Mayor Muriel Bowser (D) closed District Public Schools as of May 29, with distance learning to continue until that date. DC Public Charter Schools (PCS) are expected to close on or around the same date, though each school will set their closing day.
PCS students will be contacted directly by their respective schools, said Deputy Mayor of Education Paul Kiln.
Speaking at her Friday, April 17 situational update, Bowser said that one reason for closing schools three weeks early is to preserve learning time in August. That three weeks can be tacked to the front of the planned DCPS August 31 start for the 2020-21 school year.
Asked by Washington Post reporter Perry Stein how the effectiveness of online learning affected decisions, DCPS Chancellor Lewis Ferebee said that preserving some time from June to use in August was ‘the best approach to provide the optimal learning enviroment in preparation for student achievement’ for the next school year.
Ferebee said DCPS is exploring some kind of student assessment to determine what students are learning in this time to inform learning over the summer and in the 2020-21 school year. Ferebee added that students who were in good standing on March 13, he said, can expect to graduate.
Some parents have not been in touch with their schools since March 16, the last day school was in session, Bowser said, asking parents to contact their schools.
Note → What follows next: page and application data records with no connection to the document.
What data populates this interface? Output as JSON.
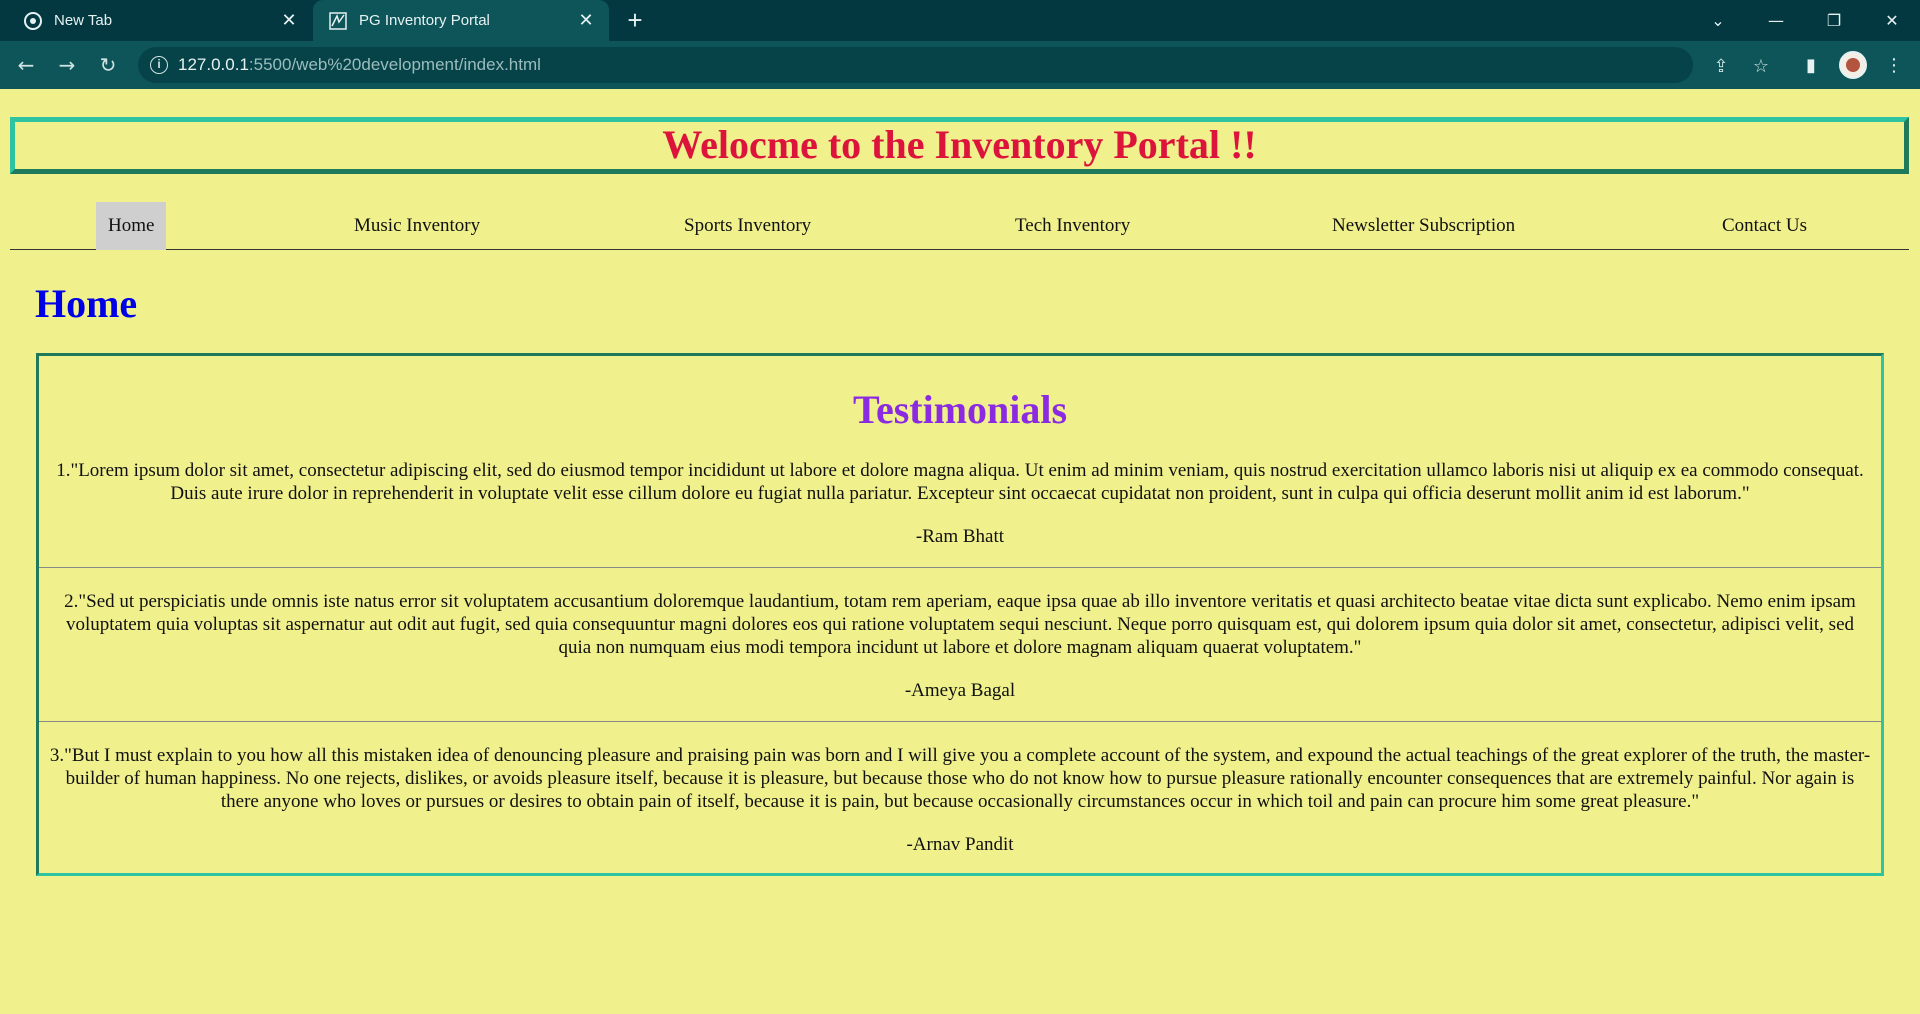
{
  "browser": {
    "tabs": [
      {
        "title": "New Tab",
        "active": false,
        "icon": "chrome-icon"
      },
      {
        "title": "PG Inventory Portal",
        "active": true,
        "icon": "page-favicon"
      }
    ],
    "url_host": "127.0.0.1",
    "url_rest": ":5500/web%20development/index.html",
    "accent_color": "#033840"
  },
  "page": {
    "banner_title": "Welocme to the Inventory Portal !!",
    "nav": [
      {
        "label": "Home",
        "selected": true
      },
      {
        "label": "Music Inventory",
        "selected": false
      },
      {
        "label": "Sports Inventory",
        "selected": false
      },
      {
        "label": "Tech Inventory",
        "selected": false
      },
      {
        "label": "Newsletter Subscription",
        "selected": false
      },
      {
        "label": "Contact Us",
        "selected": false
      }
    ],
    "heading": "Home",
    "testimonials": {
      "title": "Testimonials",
      "items": [
        {
          "text": "1.\"Lorem ipsum dolor sit amet, consectetur adipiscing elit, sed do eiusmod tempor incididunt ut labore et dolore magna aliqua. Ut enim ad minim veniam, quis nostrud exercitation ullamco laboris nisi ut aliquip ex ea commodo consequat. Duis aute irure dolor in reprehenderit in voluptate velit esse cillum dolore eu fugiat nulla pariatur. Excepteur sint occaecat cupidatat non proident, sunt in culpa qui officia deserunt mollit anim id est laborum.\"",
          "author": "-Ram Bhatt"
        },
        {
          "text": "2.\"Sed ut perspiciatis unde omnis iste natus error sit voluptatem accusantium doloremque laudantium, totam rem aperiam, eaque ipsa quae ab illo inventore veritatis et quasi architecto beatae vitae dicta sunt explicabo. Nemo enim ipsam voluptatem quia voluptas sit aspernatur aut odit aut fugit, sed quia consequuntur magni dolores eos qui ratione voluptatem sequi nesciunt. Neque porro quisquam est, qui dolorem ipsum quia dolor sit amet, consectetur, adipisci velit, sed quia non numquam eius modi tempora incidunt ut labore et dolore magnam aliquam quaerat voluptatem.\"",
          "author": "-Ameya Bagal"
        },
        {
          "text": "3.\"But I must explain to you how all this mistaken idea of denouncing pleasure and praising pain was born and I will give you a complete account of the system, and expound the actual teachings of the great explorer of the truth, the master-builder of human happiness. No one rejects, dislikes, or avoids pleasure itself, because it is pleasure, but because those who do not know how to pursue pleasure rationally encounter consequences that are extremely painful. Nor again is there anyone who loves or pursues or desires to obtain pain of itself, because it is pain, but because occasionally circumstances occur in which toil and pain can procure him some great pleasure.\"",
          "author": "-Arnav Pandit"
        }
      ]
    },
    "colors": {
      "background": "#f0f08c",
      "banner_title": "#dc143c",
      "heading": "#0000e6",
      "testimonials_title": "#8a2be2"
    }
  }
}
Ferebee said that DCPS did not have numbers on how many, but did know that some of those students had relocated during distance learning, with some affected by family cases of COVID-19. He said DCPS was reaching out to families.
There are still decisions to be made in regard to education. Summer school will be offered this year, Ferebee said, but the details are not yet clear. More info about ‘who is invited for summer experiences’ as well as on summer camp opportunities, library re-openings and ‘learning hubs’ –new, additional learning opportunities in public buildings– will also be discussed on May 15.
Bowser acknowleged that there is some work to do with distance learning. “This pandemic has put a huge spotlight on a division in our society,” she said, alluding to the digital divide. She pointed out that DCPS has distributed 16,000 devices and hotspots starting with high school students and moving thru Middle School and Elementary School student, with help from the donor-supported Education Equity Fund.
Bowser said that next week, she will talk about a new advisory team DC is pulling together to talk about how to reopen the District and the opportunities recovery gives the city to ‘do things not only the way they were, but better than the way they were’.